The whole gang is filming a scene at an abandoned train station when the real science-fiction element kicks in. An Air Force train derails around them in a burst of digitalized pyrotechnics, and Something Big breaks out of its boxcar prison, unseen by the kids but captured on their still-running movie camera’s titular brand of 8-millimeter film. From this point on, the movie’s charming shaggy-dog element (the kids, their movie, and their angsts) is gradually crowded out by a predictable alien-movie plot. Some sinister military types sweep in, things go bump in the night, the town is evacuated, and then there’s a big reveal that probably cost a fortune but ultimately looks a lot like every other digitally conjured monster you’ve seen onscreen in the last ten years.
This arc will be familiar from previous J. J. Abrams productions, on the big and smaller screen alike. The wunderkind director is a slicker and more superficial Spielberg, with the master’s third-act difficulties (the ending is almost invariably the weakest part of any Spielberg movie) but without his humanistic wizardry. There’s a little more personality in this movie than in most of Abrams’s previous efforts, but the overall recipe is still the same: slick production values, successful tension-building, some heartfelt moments, and then an inevitable letdown when the magician has to show his cards.

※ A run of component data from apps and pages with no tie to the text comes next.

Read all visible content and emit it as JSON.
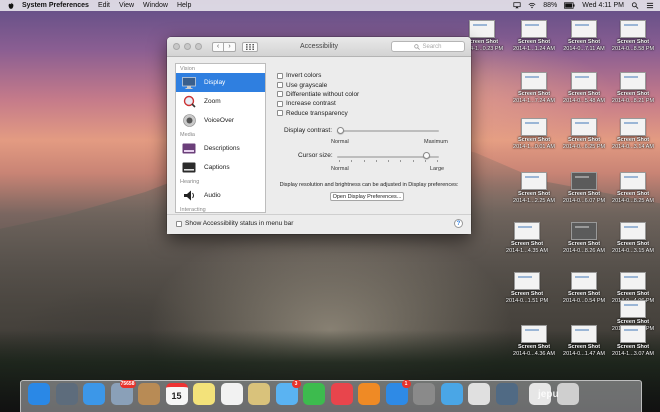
{
  "menubar": {
    "app_name": "System Preferences",
    "items": [
      "Edit",
      "View",
      "Window",
      "Help"
    ],
    "battery": "88%",
    "clock": "Wed 4:11 PM"
  },
  "window": {
    "title": "Accessibility",
    "search_placeholder": "Search",
    "sidebar": {
      "categories": {
        "vision": "Vision",
        "media": "Media",
        "hearing": "Hearing",
        "interacting": "Interacting"
      },
      "items": [
        {
          "label": "Display",
          "icon": "display-icon",
          "selected": true
        },
        {
          "label": "Zoom",
          "icon": "zoom-icon",
          "selected": false
        },
        {
          "label": "VoiceOver",
          "icon": "voiceover-icon",
          "selected": false
        },
        {
          "label": "Descriptions",
          "icon": "descriptions-icon",
          "selected": false
        },
        {
          "label": "Captions",
          "icon": "captions-icon",
          "selected": false
        },
        {
          "label": "Audio",
          "icon": "audio-icon",
          "selected": false
        }
      ]
    },
    "display": {
      "checkboxes": [
        "Invert colors",
        "Use grayscale",
        "Differentiate without color",
        "Increase contrast",
        "Reduce transparency"
      ],
      "contrast": {
        "label": "Display contrast:",
        "min_label": "Normal",
        "max_label": "Maximum",
        "value": 0.0
      },
      "cursor": {
        "label": "Cursor size:",
        "min_label": "Normal",
        "max_label": "Large",
        "value": 0.9
      },
      "note": "Display resolution and brightness can be adjusted in Display preferences:",
      "open_button": "Open Display Preferences..."
    },
    "show_status_label": "Show Accessibility status in menu bar",
    "help": "?"
  },
  "desktop_files": [
    {
      "line1": "Screen Shot",
      "line2": "2014-1...0.23 PM"
    },
    {
      "line1": "Screen Shot",
      "line2": "2014-1...1.24 AM"
    },
    {
      "line1": "Screen Shot",
      "line2": "2014-0...7.11 AM"
    },
    {
      "line1": "Screen Shot",
      "line2": "2014-0...8.58 PM"
    },
    {
      "line1": "Screen Shot",
      "line2": "2014-1...7.24 AM"
    },
    {
      "line1": "Screen Shot",
      "line2": "2014-0...5.48 AM"
    },
    {
      "line1": "Screen Shot",
      "line2": "2014-0...8.21 PM"
    },
    {
      "line1": "Screen Shot",
      "line2": "2014-1...0.01 AM"
    },
    {
      "line1": "Screen Shot",
      "line2": "2014-0...6.25 PM"
    },
    {
      "line1": "Screen Shot",
      "line2": "2014-0...3.14 AM"
    },
    {
      "line1": "Screen Shot",
      "line2": "2014-1...2.25 AM"
    },
    {
      "line1": "Screen Shot",
      "line2": "2014-0...6.07 PM"
    },
    {
      "line1": "Screen Shot",
      "line2": "2014-0...8.25 AM"
    },
    {
      "line1": "Screen Shot",
      "line2": "2014-1...4.35 AM"
    },
    {
      "line1": "Screen Shot",
      "line2": "2014-0...8.26 AM"
    },
    {
      "line1": "Screen Shot",
      "line2": "2014-0...3.15 AM"
    },
    {
      "line1": "Screen Shot",
      "line2": "2014-0...1.51 PM"
    },
    {
      "line1": "Screen Shot",
      "line2": "2014-0...0.54 PM"
    },
    {
      "line1": "Screen Shot",
      "line2": "2014-0...4.06 PM"
    },
    {
      "line1": "Screen Shot",
      "line2": "2014-0...8.51 PM"
    },
    {
      "line1": "Screen Shot",
      "line2": "2014-1...3.07 AM"
    },
    {
      "line1": "Screen Shot",
      "line2": "2014-0...4.36 AM"
    },
    {
      "line1": "Screen Shot",
      "line2": "2014-0...1.47 AM"
    }
  ],
  "dock": {
    "apps": [
      {
        "name": "finder-icon",
        "color": "#2a88e6"
      },
      {
        "name": "launchpad-icon",
        "color": "#5d6c7c"
      },
      {
        "name": "safari-icon",
        "color": "#3c97e8"
      },
      {
        "name": "mail-icon",
        "color": "#8aa0b8",
        "badge": "75658"
      },
      {
        "name": "contacts-icon",
        "color": "#b88b55"
      },
      {
        "name": "calendar-icon",
        "color": "#f6f6f6",
        "text": "15"
      },
      {
        "name": "notes-icon",
        "color": "#f3e27a"
      },
      {
        "name": "reminders-icon",
        "color": "#f2f2f2"
      },
      {
        "name": "photos-icon",
        "color": "#d9c27b"
      },
      {
        "name": "messages-icon",
        "color": "#5ab3f2",
        "badge": "3"
      },
      {
        "name": "facetime-icon",
        "color": "#3dbb4e"
      },
      {
        "name": "itunes-icon",
        "color": "#e8454c"
      },
      {
        "name": "ibooks-icon",
        "color": "#ef8a25"
      },
      {
        "name": "app-store-icon",
        "color": "#2e8ae6",
        "badge": "1"
      },
      {
        "name": "system-preferences-icon",
        "color": "#8a8a8a"
      },
      {
        "name": "twitter-icon",
        "color": "#4aa6e6"
      },
      {
        "name": "chrome-icon",
        "color": "#e0e0e0"
      },
      {
        "name": "quicktime-icon",
        "color": "#506a84"
      },
      {
        "name": "documents-icon",
        "color": "#e6e6e6"
      },
      {
        "name": "trash-icon",
        "color": "#cfcfcf"
      }
    ],
    "watermark": "jepu"
  }
}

A few critics have joked about Super 8’s ability to conjure up an unlikely haze of nostalgia around what may be the least fondly remembered moment in recent American history. But when Abrams’s movie works, it isn’t because its call-outs to “My Sharona” and Three Mile Island remind the audience of what it was like to be young in the age of stagflation and malaise. It’s because Super 8 reminds us that there was once a time, not so very long ago, when summer blockbusters were actually worth seeing.